> _WORK ORDER_
Please return every line in the following data that includes the string "JSON".

(Website and app data records)
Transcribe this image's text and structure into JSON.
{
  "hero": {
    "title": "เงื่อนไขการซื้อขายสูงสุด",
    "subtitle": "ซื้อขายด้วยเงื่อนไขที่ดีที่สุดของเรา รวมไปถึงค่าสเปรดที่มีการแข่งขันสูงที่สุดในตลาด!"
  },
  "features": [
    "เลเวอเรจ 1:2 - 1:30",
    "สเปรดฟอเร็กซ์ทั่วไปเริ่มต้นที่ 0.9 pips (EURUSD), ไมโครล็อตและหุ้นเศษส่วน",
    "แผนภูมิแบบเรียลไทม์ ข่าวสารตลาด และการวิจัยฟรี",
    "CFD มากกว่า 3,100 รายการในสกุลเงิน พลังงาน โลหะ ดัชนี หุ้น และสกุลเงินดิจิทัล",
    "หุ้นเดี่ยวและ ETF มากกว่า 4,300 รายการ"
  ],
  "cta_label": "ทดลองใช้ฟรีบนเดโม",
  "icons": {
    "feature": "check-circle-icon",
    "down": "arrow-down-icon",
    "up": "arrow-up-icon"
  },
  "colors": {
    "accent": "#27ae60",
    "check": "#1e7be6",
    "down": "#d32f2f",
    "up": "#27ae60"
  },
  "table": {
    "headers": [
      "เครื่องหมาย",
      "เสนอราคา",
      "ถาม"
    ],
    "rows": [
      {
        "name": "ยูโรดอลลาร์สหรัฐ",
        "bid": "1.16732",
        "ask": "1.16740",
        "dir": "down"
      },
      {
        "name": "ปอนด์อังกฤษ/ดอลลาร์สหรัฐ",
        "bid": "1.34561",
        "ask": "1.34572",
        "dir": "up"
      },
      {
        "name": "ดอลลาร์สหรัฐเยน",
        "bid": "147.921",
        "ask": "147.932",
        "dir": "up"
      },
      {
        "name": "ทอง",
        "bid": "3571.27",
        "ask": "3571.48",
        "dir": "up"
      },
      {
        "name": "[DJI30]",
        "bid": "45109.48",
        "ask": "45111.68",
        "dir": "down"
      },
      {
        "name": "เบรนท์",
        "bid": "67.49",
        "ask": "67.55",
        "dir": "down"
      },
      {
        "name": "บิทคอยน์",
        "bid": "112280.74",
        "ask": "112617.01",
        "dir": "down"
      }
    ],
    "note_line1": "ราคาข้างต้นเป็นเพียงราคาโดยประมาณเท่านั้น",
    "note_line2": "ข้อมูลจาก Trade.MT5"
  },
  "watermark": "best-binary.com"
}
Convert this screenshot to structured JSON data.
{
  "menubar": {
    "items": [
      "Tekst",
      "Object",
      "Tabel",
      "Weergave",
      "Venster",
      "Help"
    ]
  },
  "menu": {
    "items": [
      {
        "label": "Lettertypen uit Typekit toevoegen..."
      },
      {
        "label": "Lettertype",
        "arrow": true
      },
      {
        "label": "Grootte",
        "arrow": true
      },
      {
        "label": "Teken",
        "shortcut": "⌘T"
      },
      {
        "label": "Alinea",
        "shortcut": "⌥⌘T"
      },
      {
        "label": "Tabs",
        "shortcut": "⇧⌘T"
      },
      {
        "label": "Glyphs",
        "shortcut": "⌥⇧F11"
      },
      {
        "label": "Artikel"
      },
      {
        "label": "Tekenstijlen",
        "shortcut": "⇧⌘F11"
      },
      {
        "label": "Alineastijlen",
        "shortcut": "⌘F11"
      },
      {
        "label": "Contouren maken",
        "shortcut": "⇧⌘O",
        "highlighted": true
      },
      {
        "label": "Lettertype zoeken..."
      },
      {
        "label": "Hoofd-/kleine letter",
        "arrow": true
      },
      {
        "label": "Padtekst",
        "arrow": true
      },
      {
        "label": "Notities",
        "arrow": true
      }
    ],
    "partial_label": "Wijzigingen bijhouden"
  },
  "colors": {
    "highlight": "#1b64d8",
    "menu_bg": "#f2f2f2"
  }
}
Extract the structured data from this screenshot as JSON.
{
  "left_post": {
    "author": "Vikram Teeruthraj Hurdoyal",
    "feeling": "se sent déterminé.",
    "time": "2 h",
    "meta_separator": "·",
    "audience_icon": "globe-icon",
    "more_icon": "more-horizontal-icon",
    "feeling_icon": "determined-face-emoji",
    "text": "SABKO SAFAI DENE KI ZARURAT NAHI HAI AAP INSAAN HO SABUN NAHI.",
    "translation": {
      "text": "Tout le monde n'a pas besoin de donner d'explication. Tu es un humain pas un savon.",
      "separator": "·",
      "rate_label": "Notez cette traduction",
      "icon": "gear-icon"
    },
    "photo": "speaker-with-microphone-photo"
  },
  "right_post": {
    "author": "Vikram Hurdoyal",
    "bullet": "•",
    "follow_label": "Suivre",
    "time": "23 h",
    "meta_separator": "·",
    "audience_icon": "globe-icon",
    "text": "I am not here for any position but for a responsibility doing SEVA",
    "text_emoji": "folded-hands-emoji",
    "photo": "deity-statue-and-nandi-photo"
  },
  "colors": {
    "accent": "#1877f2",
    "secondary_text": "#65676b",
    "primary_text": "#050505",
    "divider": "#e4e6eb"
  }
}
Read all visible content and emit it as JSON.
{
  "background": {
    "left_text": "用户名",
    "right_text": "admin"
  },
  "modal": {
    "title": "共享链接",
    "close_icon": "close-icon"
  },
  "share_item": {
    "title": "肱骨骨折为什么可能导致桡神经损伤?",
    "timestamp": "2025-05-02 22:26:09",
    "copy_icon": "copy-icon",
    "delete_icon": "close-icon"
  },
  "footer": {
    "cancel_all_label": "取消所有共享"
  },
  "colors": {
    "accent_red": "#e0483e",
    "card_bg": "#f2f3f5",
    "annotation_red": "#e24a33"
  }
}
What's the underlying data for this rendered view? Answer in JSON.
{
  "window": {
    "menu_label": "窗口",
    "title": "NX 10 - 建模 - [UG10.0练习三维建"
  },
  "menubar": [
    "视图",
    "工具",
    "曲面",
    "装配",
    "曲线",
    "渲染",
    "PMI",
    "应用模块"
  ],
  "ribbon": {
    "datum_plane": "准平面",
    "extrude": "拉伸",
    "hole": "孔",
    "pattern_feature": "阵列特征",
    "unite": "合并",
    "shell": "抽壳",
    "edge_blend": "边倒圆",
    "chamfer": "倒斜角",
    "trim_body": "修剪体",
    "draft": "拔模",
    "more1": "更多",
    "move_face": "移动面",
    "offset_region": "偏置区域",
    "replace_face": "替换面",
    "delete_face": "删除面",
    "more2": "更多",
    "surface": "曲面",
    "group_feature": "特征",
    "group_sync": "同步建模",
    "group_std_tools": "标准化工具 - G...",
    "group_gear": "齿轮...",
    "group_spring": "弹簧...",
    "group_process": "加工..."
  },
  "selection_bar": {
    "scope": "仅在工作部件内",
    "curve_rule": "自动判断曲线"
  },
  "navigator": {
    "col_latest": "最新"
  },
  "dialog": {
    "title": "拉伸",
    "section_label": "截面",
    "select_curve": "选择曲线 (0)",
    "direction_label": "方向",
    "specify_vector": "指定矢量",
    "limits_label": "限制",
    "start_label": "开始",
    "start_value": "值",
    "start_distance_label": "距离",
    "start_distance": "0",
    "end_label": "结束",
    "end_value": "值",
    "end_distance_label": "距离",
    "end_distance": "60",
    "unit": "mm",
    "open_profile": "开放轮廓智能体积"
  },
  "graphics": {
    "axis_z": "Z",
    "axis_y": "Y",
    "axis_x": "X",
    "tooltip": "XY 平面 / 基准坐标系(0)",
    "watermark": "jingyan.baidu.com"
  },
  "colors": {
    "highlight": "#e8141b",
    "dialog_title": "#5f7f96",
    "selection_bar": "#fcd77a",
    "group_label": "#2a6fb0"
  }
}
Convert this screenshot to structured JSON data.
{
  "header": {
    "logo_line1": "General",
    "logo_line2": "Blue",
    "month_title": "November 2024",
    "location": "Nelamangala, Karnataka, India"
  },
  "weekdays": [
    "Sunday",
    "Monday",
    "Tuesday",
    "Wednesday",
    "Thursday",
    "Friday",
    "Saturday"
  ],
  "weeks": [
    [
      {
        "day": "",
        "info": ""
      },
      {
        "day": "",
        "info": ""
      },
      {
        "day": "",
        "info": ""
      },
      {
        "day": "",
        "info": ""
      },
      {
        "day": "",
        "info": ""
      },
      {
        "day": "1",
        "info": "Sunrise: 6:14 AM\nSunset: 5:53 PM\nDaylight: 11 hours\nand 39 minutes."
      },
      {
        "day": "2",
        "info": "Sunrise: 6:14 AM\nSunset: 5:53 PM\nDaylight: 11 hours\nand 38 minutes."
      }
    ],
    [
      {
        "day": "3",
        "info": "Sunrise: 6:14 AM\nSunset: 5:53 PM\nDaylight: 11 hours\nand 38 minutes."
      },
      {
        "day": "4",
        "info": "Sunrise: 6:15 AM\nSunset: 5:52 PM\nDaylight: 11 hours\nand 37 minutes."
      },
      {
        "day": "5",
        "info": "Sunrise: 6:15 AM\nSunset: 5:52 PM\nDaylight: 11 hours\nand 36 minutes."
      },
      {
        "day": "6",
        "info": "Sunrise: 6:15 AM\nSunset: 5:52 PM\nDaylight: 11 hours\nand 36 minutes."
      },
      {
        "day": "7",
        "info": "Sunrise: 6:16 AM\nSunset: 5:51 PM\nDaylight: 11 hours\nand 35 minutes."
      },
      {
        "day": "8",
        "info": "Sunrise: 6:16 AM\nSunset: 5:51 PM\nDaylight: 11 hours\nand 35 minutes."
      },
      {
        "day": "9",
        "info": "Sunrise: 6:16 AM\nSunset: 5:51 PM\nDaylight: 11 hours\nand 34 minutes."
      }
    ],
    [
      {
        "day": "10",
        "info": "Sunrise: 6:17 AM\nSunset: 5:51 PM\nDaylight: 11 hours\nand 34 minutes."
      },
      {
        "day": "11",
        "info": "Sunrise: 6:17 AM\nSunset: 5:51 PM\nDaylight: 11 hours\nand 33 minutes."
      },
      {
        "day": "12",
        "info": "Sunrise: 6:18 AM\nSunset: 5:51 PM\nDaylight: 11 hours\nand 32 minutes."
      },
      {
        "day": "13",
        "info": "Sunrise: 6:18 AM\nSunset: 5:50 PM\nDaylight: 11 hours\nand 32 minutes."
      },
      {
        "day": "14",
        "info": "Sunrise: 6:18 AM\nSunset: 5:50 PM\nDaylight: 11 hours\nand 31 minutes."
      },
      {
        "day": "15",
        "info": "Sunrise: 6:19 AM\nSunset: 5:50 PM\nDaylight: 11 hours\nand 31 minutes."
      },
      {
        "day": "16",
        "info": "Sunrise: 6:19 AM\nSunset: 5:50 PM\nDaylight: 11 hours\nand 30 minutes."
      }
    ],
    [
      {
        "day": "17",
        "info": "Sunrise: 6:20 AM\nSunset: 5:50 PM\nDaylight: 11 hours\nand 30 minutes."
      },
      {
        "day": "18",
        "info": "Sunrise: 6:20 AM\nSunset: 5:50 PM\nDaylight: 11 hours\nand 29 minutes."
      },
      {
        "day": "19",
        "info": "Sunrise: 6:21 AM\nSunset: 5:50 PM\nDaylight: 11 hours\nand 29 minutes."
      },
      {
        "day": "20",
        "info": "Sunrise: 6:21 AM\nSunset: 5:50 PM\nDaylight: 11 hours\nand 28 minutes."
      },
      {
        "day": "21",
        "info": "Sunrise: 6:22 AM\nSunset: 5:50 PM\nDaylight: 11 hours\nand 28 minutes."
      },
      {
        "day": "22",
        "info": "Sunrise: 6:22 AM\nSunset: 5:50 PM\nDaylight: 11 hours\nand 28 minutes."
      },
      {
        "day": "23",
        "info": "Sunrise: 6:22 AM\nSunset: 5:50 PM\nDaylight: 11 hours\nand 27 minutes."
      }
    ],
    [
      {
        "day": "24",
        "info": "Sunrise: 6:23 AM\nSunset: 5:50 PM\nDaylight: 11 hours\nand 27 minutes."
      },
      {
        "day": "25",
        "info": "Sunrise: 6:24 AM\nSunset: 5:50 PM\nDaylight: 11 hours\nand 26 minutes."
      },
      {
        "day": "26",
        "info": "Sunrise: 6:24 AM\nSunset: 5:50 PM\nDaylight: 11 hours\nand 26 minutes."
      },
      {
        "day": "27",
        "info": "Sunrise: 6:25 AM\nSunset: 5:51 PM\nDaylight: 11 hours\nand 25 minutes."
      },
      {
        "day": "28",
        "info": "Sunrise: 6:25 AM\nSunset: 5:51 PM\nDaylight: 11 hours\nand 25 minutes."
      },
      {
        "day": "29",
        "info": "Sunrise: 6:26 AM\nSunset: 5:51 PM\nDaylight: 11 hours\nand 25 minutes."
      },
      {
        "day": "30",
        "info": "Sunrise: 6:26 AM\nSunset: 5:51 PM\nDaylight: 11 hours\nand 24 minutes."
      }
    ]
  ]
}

> _RESULT_
Transcribe this image's text and structure into JSON.
Convert this screenshot to structured JSON data.
Extract the structured data from this screenshot as JSON.
Read all visible content and emit it as JSON.
What's the underlying data for this rendered view? Answer in JSON.
Convert this screenshot to structured JSON data.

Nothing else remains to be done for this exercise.